Ngakarimojong: The Conditional Tense
Construction of Verbs in the Conditional Tense:
Present Tense Construction:
TO class verbs
Akilem (to take):
Kalemi (if I take)
Kilemi (if you take)
Kelemi (if he/she/it takes)
Kikilemi (if we take)
Kilemete (if you all take)
Kelemete (if they take)
KI class verbs
Akilip (to pray)
Kelipi (if i pray)
Kilipi (if you pray)
Kilipi (if he/she/it prays)
Kikilipi (if we pray)
Kilipete (if you all pray)
Kilipete (if they pray)
Perfect Tense Construction:
TO class verbs
Kalemit (if I had taken)
Kilemit (if you had taken)
Kelemit (if he/she/it had taken)
Kikilemit (if we had taken)
Kilemito (if you all had taken)
Kelema (if they had taken)
KI class verbs
Kelipit (if I had prayed)
Kilipit (if you had prayed)
Kilip (if he/she/it had prayed)
Kikilipit (if we had prayed)
Kilipito (if you all had prayed)
Kilipa (if they had prayed)
Conditional Sentence Type 1 (“If/Shall”):
- In the conditional clause, the present conditional tense is used. In the consequent clause, the present indicative tense is used.
- “Ani” can be added prior to the verb in the conditional tense for emphasis.
- Ani kimuji inges, emuji ayong dang: If he eats, I’ll eat too.
- Ani kengolik ayong inges, amali ayong inges: If I see her, I’ll greet her.
- Ani keloto ikes, eryamunete papa kec lore: If they go, they’ll find their father at home.
- Ani kilot iyong taun a Jinja, ingoliki angolol a Nile: If you go to the city of Jinja, you’ll see the Nile River.
- Ani kingit iyong, emorete ikes iyong: If you ask, they will tell you.
To negate Type 1 conditional sentences, add “pa” before the verb in the conditional clause, which is conjugated normally.
- Ani pa ketepi akiru, nyelosete ngaberu akicap amana: If it doesn’t rain, the women won’t go to weed the field.
- Ani pa kimori iyong inges, nyeyeni inges: If you don’t tell him, he won’t know.
- Ani pa kasyomi ayong abuk na, nyapedori ayong alosit locukul: If i don’t read this book, I won’t be able to go to school.
Conditional Sentence Type 2 (“If/Would”):
- The verb in the conditional clause may be preceded by “kerai“.

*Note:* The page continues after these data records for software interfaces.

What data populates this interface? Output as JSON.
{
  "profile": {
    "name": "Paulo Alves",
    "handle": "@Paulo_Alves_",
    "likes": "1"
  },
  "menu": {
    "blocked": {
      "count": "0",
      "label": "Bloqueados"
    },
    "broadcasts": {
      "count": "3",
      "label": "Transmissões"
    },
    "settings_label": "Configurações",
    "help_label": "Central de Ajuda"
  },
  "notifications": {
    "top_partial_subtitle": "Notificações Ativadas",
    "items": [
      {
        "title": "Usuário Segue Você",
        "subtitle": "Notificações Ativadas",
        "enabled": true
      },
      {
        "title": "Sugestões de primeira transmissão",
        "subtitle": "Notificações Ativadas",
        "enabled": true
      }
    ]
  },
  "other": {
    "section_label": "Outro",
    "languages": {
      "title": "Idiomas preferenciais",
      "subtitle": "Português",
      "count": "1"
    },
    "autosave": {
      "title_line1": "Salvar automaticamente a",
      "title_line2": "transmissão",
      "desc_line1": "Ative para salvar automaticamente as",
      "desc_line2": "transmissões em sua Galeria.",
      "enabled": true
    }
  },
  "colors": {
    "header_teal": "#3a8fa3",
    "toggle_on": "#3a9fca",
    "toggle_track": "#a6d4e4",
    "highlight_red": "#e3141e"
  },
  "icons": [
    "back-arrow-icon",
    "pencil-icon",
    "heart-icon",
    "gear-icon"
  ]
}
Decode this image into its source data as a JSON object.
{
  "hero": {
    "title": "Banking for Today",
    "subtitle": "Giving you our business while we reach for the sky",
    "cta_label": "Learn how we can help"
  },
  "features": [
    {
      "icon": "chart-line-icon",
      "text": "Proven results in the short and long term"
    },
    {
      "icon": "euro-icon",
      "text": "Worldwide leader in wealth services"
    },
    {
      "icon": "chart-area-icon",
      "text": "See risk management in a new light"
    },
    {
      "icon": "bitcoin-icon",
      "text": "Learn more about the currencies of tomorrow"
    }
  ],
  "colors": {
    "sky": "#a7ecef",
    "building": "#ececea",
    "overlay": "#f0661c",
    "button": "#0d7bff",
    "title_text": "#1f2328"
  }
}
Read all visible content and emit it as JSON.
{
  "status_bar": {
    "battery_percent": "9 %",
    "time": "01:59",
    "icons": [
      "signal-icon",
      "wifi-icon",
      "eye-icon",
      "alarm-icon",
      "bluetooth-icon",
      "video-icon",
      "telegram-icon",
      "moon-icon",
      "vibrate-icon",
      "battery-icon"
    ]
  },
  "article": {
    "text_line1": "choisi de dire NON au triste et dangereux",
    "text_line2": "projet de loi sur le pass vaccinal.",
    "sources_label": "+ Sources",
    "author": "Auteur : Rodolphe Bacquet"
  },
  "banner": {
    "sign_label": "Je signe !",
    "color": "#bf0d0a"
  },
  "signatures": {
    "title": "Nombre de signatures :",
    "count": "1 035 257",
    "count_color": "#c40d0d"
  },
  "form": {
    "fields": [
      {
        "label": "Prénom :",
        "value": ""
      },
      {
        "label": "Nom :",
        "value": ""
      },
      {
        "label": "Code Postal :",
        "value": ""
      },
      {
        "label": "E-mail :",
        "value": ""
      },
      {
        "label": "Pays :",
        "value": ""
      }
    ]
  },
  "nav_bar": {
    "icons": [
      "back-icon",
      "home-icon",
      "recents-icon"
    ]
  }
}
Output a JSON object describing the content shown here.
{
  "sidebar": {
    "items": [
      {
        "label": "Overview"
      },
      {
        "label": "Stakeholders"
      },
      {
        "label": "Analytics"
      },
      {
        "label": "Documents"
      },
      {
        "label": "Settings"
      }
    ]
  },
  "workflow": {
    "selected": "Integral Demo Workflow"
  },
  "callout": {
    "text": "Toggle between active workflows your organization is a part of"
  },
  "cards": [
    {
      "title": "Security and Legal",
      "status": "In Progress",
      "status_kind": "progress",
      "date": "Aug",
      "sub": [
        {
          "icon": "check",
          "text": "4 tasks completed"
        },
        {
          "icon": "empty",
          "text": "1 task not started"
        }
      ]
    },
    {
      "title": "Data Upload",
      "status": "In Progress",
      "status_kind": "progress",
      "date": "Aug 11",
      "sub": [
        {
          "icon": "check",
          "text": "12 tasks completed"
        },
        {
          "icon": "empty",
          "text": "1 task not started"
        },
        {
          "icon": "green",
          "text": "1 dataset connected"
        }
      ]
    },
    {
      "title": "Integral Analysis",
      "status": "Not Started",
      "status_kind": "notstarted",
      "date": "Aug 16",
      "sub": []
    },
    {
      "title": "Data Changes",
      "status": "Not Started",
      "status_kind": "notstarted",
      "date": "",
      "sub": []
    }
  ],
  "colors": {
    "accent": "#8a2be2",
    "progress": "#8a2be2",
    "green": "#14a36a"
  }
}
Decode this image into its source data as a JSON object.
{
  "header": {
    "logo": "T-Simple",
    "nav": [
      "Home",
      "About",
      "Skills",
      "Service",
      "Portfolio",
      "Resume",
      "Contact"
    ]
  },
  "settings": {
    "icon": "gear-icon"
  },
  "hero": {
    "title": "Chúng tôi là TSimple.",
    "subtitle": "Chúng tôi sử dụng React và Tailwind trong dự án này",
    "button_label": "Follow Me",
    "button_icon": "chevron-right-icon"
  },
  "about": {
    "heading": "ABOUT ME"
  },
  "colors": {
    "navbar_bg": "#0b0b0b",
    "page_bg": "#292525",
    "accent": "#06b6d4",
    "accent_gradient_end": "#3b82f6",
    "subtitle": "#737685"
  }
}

- The verb in the consequent clause may have the endings of the present or perfect tenses, or simploy of the root of the verb.
- Present tense endings in the consequent clause imply that the action would have been done regularly.
- If kerai is placed before the verb in the conditional clause, the verb commonly takes the narrative form of the perfect tense, especially in the case of ayakau (to be).
- Kerai toyakasi iyong ngisilinga, kipedorit angyelar akai ngina kitete: If you had had money, you would have been able to buy a new house.
- Kipedorit iyong alosit lotic kerai kikatakinit akisyom: You would have been able to go to work if you had tried to learn.
- Kayaunit ayong akimyet nakwar na kerai toyai ayong ecupa: I would have brought the oil today if I had had a bottle.
- Kerai alosito iswa taparacu sek, kikibongunit sek lore kosi: If we had gone early in the morning, we would have returned early to our home.
- Kerai toyai ayong akoro, kalosit ayong lore a Nacan, anerai eporei inges akimuj ngina ajokan nooi: If I were hungry, I would have gone to Nacan’s house, because she cooks really good food.
To negate Type 2 conditional sentences, add the prefix “ny-” to the verb in the conditional clause, which may be preceded by kerai or ani kerai.
- Kerai nyikainakit inges ikes akimuj, ketwanara ikes: If he hadn’t given them food, they would have died.
- Kerai nyingarakinit iswa aberu ngina toyai inges edeke, pa kepedor alosit akingolokin edakitar: If we hadn’t helped the sick woman, she wouldn’t have been able to see the doctor.
- Kerai nyitijikit Germany Poland, pa kesyak ejie kiding ngakwap ngun ngaarei: If Germany hadn’t attacked Poland, a war wouldn’t have started between those two countries.